* The task *
Output all the records below, word for word.

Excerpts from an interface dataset
━━━

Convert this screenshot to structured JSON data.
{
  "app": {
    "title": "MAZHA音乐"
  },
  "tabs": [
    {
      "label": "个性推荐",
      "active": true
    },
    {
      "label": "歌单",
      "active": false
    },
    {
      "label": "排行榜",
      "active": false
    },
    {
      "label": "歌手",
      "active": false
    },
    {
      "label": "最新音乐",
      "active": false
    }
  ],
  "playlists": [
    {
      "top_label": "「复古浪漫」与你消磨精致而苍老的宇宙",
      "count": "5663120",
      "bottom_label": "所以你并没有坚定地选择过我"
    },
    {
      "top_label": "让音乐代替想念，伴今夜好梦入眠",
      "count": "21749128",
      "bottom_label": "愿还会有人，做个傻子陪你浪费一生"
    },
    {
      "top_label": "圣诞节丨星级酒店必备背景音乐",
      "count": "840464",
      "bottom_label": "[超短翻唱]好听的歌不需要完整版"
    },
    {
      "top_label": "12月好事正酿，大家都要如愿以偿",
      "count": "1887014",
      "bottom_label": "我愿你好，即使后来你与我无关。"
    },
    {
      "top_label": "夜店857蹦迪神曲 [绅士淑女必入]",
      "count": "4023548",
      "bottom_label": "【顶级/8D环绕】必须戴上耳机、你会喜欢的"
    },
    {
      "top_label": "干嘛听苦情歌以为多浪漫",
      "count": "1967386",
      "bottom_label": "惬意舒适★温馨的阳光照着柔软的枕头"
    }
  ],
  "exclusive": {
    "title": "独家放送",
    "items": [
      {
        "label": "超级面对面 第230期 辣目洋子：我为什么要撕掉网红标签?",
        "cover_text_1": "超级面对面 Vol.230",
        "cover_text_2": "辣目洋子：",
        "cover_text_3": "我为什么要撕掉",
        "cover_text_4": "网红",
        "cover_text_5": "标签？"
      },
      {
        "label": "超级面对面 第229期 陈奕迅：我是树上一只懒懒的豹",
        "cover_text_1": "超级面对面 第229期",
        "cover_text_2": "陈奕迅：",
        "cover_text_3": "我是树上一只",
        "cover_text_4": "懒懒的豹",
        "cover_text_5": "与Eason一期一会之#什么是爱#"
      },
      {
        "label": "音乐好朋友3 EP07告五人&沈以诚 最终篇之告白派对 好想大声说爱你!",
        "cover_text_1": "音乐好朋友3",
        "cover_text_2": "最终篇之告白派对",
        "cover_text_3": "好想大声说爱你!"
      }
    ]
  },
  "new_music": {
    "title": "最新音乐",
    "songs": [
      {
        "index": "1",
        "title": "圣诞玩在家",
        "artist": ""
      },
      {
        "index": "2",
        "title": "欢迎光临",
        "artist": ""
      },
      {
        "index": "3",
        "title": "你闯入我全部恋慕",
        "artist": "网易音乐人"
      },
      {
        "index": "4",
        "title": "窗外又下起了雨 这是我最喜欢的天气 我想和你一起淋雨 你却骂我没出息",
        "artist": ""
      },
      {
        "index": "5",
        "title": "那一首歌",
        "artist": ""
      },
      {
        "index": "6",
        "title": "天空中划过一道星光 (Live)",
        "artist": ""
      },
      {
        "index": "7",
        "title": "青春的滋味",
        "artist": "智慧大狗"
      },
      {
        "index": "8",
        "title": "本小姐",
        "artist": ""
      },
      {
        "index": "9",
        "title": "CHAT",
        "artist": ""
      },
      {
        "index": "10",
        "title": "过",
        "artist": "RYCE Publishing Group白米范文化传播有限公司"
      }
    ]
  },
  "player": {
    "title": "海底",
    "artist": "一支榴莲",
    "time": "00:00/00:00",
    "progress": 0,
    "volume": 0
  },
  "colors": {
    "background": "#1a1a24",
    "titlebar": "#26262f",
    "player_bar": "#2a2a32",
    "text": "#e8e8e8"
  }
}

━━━

* Solution below *
Convert this screenshot to structured JSON data.
{
  "app": {
    "title": "MAZHA音乐"
  },
  "tabs": [
    {
      "label": "个性推荐",
      "active": true
    },
    {
      "label": "歌单",
      "active": false
    },
    {
      "label": "排行榜",
      "active": false
    },
    {
      "label": "歌手",
      "active": false
    },
    {
      "label": "最新音乐",
      "active": false
    }
  ],
  "playlists": [
    {
      "top_label": "「复古浪漫」与你消磨精致而苍老的宇宙",
      "count": "5663120",
      "bottom_label": "所以你并没有坚定地选择过我"
    },
    {
      "top_label": "让音乐代替想念，伴今夜好梦入眠",
      "count": "21749128",
      "bottom_label": "愿还会有人，做个傻子陪你浪费一生"
    },
    {
      "top_label": "圣诞节丨星级酒店必备背景音乐",
      "count": "840464",
      "bottom_label": "[超短翻唱]好听的歌不需要完整版"
    },
    {
      "top_label": "12月好事正酿，大家都要如愿以偿",
      "count": "1887014",
      "bottom_label": "我愿你好，即使后来你与我无关。"
    },
    {
      "top_label": "夜店857蹦迪神曲 [绅士淑女必入]",
      "count": "4023548",
      "bottom_label": "【顶级/8D环绕】必须戴上耳机、你会喜欢的"
    },
    {
      "top_label": "干嘛听苦情歌以为多浪漫",
      "count": "1967386",
      "bottom_label": "惬意舒适★温馨的阳光照着柔软的枕头"
    }
  ],
  "exclusive": {
    "title": "独家放送",
    "items": [
      {
        "label": "超级面对面 第230期 辣目洋子：我为什么要撕掉网红标签?",
        "cover_text_1": "超级面对面 Vol.230",
        "cover_text_2": "辣目洋子：",
        "cover_text_3": "我为什么要撕掉",
        "cover_text_4": "网红",
        "cover_text_5": "标签？"
      },
      {
        "label": "超级面对面 第229期 陈奕迅：我是树上一只懒懒的豹",
        "cover_text_1": "超级面对面 第229期",
        "cover_text_2": "陈奕迅：",
        "cover_text_3": "我是树上一只",
        "cover_text_4": "懒懒的豹",
        "cover_text_5": "与Eason一期一会之#什么是爱#"
      },
      {
        "label": "音乐好朋友3 EP07告五人&沈以诚 最终篇之告白派对 好想大声说爱你!",
        "cover_text_1": "音乐好朋友3",
        "cover_text_2": "最终篇之告白派对",
        "cover_text_3": "好想大声说爱你!"
      }
    ]
  },
  "new_music": {
    "title": "最新音乐",
    "songs": [
      {
        "index": "1",
        "title": "圣诞玩在家",
        "artist": ""
      },
      {
        "index": "2",
        "title": "欢迎光临",
        "artist": ""
      },
      {
        "index": "3",
        "title": "你闯入我全部恋慕",
        "artist": "网易音乐人"
      },
      {
        "index": "4",
        "title": "窗外又下起了雨 这是我最喜欢的天气 我想和你一起淋雨 你却骂我没出息",
        "artist": ""
      },
      {
        "index": "5",
        "title": "那一首歌",
        "artist": ""
      },
      {
        "index": "6",
        "title": "天空中划过一道星光 (Live)",
        "artist": ""
      },
      {
        "index": "7",
        "title": "青春的滋味",
        "artist": "智慧大狗"
      },
      {
        "index": "8",
        "title": "本小姐",
        "artist": ""
      },
      {
        "index": "9",
        "title": "CHAT",
        "artist": ""
      },
      {
        "index": "10",
        "title": "过",
        "artist": "RYCE Publishing Group白米范文化传播有限公司"
      }
    ]
  },
  "player": {
    "title": "海底",
    "artist": "一支榴莲",
    "time": "00:00/00:00",
    "progress": 0,
    "volume": 0
  },
  "colors": {
    "background": "#1a1a24",
    "titlebar": "#26262f",
    "player_bar": "#2a2a32",
    "text": "#e8e8e8"
  }
}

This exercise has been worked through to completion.